Large cap risk: Large cap stocks may fall out of favor relative to small or mid cap stocks, which may cause an underlying fund to underperform other equity funds that focus on small or mid cap stocks.
Small to mid cap risk: Smaller companies may have limited product lines, markets and financial resources. They are usually less stable in price and less liquid than those of larger, more established companies. Small or mid cap stocks may also fall out of favor and underperform large cap stocks.

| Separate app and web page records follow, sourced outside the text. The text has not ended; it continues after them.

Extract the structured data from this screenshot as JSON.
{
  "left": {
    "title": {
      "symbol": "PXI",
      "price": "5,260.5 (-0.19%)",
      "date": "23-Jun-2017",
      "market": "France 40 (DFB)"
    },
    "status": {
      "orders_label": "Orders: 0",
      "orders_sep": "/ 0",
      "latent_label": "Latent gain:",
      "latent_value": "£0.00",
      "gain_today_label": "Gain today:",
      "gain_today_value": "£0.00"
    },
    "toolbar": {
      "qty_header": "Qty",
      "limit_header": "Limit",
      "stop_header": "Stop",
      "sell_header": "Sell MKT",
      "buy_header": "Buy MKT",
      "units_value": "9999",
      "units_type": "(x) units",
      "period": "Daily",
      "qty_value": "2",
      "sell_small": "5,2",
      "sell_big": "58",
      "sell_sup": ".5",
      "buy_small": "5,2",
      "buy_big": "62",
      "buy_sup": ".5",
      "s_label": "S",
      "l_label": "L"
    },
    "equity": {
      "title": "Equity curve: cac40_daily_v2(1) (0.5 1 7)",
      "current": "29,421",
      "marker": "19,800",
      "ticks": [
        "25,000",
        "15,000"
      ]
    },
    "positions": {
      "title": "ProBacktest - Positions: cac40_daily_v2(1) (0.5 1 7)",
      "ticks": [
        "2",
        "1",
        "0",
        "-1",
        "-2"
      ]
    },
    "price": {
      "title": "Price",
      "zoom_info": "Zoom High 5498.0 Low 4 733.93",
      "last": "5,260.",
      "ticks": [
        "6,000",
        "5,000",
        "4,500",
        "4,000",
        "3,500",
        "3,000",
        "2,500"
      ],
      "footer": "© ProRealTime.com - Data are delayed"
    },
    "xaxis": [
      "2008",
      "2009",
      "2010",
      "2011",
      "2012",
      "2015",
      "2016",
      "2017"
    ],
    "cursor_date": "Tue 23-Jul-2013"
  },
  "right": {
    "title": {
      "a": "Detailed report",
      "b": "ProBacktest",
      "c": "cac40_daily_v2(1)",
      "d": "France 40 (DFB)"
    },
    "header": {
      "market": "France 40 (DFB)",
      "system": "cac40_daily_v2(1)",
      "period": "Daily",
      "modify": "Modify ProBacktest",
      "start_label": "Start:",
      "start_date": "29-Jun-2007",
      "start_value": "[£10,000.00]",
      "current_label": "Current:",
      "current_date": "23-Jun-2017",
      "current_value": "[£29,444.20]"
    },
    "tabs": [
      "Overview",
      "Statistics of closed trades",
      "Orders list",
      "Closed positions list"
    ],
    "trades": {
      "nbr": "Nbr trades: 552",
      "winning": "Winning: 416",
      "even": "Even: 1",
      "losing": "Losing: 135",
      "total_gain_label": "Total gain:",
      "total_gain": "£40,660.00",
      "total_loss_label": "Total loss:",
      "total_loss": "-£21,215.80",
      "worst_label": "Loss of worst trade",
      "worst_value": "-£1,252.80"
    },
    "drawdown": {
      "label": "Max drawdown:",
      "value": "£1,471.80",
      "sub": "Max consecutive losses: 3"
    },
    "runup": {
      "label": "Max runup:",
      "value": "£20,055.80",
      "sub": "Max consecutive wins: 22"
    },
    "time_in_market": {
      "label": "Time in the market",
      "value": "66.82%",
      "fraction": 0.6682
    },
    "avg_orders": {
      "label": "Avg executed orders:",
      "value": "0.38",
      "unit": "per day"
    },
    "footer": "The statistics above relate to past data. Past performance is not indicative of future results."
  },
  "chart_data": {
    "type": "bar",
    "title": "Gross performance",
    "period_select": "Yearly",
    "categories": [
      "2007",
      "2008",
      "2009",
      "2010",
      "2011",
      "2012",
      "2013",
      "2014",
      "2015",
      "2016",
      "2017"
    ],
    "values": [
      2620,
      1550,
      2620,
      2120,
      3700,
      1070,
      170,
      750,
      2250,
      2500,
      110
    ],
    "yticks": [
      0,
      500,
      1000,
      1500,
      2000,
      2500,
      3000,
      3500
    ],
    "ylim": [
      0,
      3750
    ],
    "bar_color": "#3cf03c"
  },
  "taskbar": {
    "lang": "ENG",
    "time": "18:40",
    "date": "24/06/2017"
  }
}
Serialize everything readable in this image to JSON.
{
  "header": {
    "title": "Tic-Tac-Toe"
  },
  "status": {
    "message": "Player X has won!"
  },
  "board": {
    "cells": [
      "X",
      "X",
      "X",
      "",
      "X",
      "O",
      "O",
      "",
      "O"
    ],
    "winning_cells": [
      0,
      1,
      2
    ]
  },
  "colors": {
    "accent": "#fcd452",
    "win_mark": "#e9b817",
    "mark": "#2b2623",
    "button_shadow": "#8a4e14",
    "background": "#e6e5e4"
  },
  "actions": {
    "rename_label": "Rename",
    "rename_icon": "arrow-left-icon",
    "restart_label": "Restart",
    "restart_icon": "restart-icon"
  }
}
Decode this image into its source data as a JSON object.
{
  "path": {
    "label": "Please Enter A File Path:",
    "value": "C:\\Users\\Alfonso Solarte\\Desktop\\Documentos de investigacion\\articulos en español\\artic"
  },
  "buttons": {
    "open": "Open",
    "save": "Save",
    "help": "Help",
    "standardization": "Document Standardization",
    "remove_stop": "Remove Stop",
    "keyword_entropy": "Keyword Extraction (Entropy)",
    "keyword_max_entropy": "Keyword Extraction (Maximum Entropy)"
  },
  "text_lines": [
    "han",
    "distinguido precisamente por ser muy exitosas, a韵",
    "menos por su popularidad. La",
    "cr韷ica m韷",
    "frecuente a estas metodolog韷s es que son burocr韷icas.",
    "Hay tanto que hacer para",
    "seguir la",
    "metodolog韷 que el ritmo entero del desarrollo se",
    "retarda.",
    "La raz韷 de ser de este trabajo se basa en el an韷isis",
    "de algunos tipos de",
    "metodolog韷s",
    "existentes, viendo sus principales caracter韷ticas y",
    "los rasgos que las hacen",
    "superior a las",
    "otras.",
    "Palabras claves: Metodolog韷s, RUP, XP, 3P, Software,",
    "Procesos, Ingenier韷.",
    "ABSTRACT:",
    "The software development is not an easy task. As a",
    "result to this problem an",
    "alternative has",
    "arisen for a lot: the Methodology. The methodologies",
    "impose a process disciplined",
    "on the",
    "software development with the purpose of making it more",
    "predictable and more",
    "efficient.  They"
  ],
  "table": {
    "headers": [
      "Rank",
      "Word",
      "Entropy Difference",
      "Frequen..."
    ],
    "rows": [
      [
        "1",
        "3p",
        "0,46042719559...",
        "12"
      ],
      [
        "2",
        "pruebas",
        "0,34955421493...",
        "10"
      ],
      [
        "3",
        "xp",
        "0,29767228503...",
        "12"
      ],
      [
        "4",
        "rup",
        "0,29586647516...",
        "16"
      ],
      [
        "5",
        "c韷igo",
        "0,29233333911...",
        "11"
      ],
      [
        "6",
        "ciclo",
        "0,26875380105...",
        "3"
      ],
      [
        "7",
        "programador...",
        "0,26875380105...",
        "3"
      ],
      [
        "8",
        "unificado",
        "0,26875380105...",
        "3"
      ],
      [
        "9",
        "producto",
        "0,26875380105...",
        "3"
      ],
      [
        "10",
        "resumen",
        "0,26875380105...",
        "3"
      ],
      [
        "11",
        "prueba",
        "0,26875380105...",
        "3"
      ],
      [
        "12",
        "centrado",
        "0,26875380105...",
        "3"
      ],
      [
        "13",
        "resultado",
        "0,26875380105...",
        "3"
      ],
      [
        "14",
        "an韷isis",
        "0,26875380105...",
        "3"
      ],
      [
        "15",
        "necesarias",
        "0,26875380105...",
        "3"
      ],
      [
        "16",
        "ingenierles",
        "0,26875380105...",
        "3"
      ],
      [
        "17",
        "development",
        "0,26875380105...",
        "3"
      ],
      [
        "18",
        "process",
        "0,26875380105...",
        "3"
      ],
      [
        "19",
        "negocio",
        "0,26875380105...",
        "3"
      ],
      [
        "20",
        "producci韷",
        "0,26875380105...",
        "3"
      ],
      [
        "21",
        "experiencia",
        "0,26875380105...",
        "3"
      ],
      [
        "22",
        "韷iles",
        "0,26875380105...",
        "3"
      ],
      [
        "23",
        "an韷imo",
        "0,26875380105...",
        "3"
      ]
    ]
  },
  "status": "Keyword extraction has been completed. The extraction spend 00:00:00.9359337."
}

Because the Fund may invest in underlying Harbor funds that hold securities of foreign issuers, an investment in the Fund is subject to special risks in addition to those of U.S. securities. These risks include heightened political and economic risks, greater volatility, currency fluctuations, higher transaction costs, delayed settlement, possible foreign controls on investment, and less stringent investor protection and disclosure standards of foreign markets. Foreign securities are sometimes less liquid and harder to value than securities of U.S. issuers. The securities markets of many foreign countries are relatively small, with a limited number of companies representing a small number of industries. If foreign securities are denominated and traded in a foreign currency, the value of an underlying fund's foreign holdings can be affected by currency exchange rates and exchange control regulations. An underlying fund's investments in foreign securities may also be subject to foreign withholding taxes.
Global economies and financial markets are becoming increasingly interconnected, and conditions and events in one country, region or financial market may adversely impact issuers in a different country, region or financial market.
Emerging market risk: Foreign securities risks are more significant in emerging market countries. These countries may have relatively unstable governments and less-established market economies than developed countries. Emerging markets may face greater social, economic, regulatory and political uncertainties. These risks make emerging market securities more volatile and less liquid than securities issued in more developed countries.